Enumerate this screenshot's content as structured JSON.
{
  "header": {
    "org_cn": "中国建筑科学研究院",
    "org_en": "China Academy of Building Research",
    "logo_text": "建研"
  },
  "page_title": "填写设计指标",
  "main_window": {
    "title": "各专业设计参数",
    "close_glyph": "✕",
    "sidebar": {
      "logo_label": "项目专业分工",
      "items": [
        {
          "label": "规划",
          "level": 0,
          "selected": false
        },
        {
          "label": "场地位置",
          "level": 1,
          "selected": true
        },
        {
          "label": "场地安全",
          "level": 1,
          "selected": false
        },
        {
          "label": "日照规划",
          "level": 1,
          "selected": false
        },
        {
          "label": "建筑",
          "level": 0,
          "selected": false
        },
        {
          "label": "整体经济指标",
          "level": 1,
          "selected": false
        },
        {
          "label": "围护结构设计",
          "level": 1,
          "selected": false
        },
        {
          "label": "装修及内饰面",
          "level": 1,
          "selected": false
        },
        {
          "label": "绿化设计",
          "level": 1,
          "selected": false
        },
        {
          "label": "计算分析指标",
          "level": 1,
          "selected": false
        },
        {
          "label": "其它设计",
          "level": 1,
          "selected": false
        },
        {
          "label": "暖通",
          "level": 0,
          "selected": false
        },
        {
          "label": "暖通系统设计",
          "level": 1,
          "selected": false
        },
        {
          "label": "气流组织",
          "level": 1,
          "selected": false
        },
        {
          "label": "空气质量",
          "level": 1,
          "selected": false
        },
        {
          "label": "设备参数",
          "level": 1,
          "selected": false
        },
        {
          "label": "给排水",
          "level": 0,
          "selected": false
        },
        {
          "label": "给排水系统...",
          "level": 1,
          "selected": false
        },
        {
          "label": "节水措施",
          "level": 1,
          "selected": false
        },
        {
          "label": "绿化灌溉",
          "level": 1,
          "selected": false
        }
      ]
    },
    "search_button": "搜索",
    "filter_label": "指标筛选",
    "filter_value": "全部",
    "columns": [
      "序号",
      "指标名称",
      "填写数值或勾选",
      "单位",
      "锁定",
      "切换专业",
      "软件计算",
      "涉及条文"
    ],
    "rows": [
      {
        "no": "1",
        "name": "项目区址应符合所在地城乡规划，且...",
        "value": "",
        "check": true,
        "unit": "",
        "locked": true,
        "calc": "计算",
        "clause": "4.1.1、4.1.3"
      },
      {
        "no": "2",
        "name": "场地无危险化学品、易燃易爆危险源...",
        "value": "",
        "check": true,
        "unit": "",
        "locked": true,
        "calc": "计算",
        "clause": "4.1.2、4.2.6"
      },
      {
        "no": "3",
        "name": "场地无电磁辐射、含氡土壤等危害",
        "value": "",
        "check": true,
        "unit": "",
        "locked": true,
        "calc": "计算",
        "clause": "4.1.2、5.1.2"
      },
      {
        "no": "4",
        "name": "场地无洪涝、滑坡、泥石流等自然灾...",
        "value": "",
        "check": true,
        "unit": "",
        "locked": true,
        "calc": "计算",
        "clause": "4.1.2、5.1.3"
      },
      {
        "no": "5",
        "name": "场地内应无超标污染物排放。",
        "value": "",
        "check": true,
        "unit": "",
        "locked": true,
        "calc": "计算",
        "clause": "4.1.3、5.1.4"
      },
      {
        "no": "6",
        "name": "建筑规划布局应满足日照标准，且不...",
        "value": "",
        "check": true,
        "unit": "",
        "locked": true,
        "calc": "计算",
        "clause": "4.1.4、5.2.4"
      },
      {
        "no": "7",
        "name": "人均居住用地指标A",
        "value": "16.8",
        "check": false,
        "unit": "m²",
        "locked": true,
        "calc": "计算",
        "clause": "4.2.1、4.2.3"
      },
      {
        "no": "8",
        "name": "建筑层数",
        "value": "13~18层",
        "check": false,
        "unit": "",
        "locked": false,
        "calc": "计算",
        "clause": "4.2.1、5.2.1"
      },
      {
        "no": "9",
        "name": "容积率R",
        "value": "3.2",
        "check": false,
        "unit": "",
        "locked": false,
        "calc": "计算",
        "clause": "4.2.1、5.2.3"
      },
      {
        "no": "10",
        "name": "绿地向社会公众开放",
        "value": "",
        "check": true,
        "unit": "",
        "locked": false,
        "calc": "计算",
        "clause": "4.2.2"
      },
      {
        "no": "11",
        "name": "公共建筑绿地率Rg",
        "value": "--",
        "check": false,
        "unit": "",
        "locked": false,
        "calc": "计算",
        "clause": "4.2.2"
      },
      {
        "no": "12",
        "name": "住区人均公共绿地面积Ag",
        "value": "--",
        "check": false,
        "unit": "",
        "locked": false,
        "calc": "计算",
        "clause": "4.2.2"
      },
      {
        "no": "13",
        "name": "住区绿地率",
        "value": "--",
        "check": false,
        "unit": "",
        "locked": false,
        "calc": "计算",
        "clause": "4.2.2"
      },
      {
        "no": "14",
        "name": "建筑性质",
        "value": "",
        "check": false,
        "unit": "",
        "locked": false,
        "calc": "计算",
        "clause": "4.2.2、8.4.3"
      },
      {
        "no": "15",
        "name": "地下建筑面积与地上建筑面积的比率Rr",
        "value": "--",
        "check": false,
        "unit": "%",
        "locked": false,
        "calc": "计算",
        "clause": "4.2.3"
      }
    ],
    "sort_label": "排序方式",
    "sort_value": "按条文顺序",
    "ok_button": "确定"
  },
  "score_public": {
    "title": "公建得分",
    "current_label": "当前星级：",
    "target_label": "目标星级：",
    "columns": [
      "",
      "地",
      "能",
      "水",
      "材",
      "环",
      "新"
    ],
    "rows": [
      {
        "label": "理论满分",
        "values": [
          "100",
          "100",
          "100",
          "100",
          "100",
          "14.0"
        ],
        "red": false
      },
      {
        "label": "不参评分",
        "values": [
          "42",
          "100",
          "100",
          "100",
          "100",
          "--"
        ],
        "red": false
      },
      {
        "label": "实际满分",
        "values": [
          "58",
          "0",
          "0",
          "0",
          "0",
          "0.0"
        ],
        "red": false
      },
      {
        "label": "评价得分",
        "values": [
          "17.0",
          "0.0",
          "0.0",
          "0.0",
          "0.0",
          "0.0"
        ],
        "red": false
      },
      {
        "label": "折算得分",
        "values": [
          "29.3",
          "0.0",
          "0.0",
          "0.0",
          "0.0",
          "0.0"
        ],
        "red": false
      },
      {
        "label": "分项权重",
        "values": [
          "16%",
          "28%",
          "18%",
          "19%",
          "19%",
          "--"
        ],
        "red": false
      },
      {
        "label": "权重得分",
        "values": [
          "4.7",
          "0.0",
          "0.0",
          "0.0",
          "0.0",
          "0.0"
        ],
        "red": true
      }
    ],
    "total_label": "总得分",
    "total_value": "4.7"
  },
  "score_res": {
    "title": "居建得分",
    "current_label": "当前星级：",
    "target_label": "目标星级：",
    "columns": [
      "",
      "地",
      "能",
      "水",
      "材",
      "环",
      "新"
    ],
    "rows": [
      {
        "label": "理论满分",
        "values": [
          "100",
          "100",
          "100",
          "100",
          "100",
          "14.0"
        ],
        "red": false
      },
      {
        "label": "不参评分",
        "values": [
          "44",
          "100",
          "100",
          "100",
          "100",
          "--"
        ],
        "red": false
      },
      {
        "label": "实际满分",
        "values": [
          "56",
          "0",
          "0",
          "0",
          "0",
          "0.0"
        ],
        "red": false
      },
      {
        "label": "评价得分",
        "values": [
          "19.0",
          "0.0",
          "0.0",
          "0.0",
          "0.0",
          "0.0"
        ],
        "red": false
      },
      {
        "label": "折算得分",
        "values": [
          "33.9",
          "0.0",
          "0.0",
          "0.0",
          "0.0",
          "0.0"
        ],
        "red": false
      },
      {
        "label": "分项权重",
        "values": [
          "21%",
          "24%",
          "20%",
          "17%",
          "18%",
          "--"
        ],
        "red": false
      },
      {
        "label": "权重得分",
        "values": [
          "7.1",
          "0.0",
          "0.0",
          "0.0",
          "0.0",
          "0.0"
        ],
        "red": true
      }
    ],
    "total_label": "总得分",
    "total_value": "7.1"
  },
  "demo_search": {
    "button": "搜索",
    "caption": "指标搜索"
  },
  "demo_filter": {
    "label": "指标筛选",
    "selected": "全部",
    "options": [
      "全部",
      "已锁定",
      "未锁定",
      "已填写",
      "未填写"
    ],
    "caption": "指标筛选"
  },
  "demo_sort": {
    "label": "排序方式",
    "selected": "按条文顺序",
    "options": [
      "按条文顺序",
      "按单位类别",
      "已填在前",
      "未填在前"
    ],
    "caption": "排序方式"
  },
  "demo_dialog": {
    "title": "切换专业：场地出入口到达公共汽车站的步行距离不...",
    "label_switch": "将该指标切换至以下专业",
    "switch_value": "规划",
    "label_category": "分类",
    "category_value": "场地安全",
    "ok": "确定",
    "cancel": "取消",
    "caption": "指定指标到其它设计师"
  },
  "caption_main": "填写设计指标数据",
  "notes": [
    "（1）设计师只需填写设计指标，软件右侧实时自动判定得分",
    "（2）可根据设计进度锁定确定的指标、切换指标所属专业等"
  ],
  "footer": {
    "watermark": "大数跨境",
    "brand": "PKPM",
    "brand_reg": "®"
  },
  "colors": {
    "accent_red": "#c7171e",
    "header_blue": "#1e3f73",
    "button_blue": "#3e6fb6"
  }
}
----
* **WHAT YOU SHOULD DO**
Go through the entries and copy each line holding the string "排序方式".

* **SOLUTION FOR THIS EXERCISE**
    "sort_label": "排序方式",
    "label": "排序方式",
    "caption": "排序方式"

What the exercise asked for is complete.